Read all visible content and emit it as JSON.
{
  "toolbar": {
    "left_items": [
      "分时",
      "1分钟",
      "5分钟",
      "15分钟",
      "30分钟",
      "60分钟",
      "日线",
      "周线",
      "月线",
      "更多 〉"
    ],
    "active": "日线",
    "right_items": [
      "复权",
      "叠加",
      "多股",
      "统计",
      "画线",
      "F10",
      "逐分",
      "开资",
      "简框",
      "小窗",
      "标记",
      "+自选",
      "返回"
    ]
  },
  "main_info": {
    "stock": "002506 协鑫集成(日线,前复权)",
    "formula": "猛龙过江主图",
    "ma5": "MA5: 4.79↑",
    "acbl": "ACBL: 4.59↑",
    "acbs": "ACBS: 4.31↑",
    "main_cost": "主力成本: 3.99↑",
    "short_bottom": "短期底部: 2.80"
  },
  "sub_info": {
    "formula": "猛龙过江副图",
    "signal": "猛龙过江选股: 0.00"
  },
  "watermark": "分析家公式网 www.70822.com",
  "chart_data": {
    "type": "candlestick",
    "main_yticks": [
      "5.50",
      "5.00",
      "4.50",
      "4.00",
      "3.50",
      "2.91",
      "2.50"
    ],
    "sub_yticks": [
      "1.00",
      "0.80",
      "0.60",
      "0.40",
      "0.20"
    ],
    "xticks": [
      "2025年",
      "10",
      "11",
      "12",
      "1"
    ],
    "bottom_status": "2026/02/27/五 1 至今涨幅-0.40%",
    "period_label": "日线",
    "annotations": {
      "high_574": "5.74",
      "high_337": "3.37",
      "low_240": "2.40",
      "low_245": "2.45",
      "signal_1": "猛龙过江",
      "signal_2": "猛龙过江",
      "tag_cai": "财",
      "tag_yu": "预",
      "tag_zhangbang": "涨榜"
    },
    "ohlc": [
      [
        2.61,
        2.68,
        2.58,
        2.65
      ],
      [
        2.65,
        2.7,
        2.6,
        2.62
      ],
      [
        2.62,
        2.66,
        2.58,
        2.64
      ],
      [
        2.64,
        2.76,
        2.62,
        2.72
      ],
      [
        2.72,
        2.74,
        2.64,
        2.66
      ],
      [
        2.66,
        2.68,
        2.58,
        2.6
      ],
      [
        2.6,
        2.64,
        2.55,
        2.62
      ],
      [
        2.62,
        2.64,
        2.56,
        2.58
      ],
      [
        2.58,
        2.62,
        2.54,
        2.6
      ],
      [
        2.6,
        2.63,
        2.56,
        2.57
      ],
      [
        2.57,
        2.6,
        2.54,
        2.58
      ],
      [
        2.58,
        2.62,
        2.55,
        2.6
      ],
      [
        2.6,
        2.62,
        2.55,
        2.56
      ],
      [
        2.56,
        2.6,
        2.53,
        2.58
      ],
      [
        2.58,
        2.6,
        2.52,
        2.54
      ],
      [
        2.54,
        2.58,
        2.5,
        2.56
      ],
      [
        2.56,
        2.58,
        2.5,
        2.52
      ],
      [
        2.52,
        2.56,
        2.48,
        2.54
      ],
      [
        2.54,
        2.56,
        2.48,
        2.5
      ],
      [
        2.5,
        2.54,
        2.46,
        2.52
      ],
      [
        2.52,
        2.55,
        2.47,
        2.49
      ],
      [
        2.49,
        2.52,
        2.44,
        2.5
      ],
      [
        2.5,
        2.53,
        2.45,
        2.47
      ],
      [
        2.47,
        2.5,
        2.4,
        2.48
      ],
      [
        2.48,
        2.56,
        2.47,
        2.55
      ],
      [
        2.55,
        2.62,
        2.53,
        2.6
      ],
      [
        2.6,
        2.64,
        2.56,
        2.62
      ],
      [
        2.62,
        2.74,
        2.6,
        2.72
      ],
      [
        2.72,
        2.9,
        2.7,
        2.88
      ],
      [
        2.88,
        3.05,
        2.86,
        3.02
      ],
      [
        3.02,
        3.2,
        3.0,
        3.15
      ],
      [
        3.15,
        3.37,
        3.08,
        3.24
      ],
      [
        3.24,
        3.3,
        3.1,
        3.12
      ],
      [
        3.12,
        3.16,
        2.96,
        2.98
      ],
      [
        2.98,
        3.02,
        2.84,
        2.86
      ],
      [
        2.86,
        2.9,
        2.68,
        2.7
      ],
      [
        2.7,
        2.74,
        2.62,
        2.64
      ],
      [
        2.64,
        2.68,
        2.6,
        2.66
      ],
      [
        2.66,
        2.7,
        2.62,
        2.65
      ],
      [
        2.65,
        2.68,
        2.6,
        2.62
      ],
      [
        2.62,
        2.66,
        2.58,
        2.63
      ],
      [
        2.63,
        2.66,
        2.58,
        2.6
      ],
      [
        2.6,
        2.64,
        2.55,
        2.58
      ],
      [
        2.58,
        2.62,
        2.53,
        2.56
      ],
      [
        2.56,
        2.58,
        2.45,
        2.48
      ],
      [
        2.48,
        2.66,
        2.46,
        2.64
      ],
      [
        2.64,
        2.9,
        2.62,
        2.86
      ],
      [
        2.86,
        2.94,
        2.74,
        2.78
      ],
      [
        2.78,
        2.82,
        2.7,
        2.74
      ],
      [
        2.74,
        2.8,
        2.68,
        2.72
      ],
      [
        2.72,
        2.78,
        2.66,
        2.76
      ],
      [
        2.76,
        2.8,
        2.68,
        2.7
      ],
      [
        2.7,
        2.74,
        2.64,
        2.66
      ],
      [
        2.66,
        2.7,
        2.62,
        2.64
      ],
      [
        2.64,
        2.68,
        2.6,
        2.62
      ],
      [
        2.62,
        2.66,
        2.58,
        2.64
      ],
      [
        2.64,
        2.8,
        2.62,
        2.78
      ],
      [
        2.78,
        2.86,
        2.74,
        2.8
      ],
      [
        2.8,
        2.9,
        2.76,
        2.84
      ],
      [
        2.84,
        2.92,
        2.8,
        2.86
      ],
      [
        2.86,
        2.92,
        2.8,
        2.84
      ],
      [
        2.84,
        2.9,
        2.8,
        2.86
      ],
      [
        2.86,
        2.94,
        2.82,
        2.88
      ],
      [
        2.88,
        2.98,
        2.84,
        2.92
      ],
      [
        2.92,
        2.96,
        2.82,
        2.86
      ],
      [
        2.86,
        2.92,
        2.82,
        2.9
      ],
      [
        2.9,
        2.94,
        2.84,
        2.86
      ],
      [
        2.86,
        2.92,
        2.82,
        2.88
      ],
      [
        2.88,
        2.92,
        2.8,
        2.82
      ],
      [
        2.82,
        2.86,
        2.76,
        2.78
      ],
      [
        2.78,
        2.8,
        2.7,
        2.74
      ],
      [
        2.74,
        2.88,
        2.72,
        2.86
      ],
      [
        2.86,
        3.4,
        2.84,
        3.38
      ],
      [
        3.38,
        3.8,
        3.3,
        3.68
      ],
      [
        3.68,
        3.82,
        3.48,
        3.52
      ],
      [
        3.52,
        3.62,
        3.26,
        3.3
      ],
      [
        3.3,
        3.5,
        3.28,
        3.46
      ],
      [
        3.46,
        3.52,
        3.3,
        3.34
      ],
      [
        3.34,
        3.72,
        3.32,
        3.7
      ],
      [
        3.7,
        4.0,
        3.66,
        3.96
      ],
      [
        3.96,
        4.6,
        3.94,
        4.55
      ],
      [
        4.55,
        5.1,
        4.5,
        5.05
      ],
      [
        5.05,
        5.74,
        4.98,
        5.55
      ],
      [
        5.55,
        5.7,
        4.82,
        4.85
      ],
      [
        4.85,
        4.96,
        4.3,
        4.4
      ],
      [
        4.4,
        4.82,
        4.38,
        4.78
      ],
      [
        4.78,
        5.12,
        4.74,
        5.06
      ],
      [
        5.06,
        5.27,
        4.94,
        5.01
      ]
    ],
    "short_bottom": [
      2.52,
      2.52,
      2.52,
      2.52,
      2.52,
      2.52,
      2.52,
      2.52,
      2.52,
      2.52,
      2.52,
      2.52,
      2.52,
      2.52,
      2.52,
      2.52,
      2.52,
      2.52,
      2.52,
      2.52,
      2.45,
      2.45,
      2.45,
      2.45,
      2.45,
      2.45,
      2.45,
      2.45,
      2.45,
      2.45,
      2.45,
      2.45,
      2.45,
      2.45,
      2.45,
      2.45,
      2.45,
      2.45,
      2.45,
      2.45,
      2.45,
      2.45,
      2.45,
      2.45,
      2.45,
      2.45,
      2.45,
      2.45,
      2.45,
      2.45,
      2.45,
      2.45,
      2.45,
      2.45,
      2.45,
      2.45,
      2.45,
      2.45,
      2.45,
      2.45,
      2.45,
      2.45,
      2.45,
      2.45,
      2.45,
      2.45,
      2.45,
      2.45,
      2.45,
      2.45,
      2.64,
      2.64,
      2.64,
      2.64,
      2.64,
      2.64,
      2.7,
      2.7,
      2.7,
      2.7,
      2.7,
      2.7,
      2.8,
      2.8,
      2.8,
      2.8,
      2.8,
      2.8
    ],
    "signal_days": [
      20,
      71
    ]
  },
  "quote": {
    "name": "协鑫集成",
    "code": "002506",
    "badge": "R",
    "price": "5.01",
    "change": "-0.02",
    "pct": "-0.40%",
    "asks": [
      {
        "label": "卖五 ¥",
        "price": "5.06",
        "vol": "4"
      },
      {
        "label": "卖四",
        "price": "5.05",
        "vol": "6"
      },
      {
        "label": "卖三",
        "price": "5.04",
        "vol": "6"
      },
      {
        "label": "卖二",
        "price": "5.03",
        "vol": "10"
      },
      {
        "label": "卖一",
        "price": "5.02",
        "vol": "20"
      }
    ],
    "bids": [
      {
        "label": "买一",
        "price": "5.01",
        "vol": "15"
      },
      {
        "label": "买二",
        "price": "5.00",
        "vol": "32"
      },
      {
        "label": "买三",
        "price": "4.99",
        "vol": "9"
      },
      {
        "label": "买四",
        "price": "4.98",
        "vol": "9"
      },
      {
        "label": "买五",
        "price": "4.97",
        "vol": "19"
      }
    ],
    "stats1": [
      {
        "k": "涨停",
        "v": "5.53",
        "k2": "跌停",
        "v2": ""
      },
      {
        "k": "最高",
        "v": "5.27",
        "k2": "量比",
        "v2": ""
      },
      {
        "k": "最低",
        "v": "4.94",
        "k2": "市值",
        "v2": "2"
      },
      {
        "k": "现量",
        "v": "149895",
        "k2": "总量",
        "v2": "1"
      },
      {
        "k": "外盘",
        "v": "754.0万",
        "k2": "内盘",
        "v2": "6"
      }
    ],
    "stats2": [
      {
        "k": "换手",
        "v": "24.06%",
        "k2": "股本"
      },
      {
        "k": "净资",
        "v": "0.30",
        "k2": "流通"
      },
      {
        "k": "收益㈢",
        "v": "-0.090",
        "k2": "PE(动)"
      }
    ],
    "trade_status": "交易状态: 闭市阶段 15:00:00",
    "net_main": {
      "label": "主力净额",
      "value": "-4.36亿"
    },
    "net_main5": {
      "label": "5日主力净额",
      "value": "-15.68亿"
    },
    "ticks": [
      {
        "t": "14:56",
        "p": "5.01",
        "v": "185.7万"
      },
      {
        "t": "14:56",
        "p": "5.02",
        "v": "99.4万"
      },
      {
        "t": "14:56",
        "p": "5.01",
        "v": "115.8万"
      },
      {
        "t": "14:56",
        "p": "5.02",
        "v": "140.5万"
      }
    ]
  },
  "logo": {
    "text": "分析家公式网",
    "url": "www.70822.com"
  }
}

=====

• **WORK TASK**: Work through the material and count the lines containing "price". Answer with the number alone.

• **RESPONSE**: 11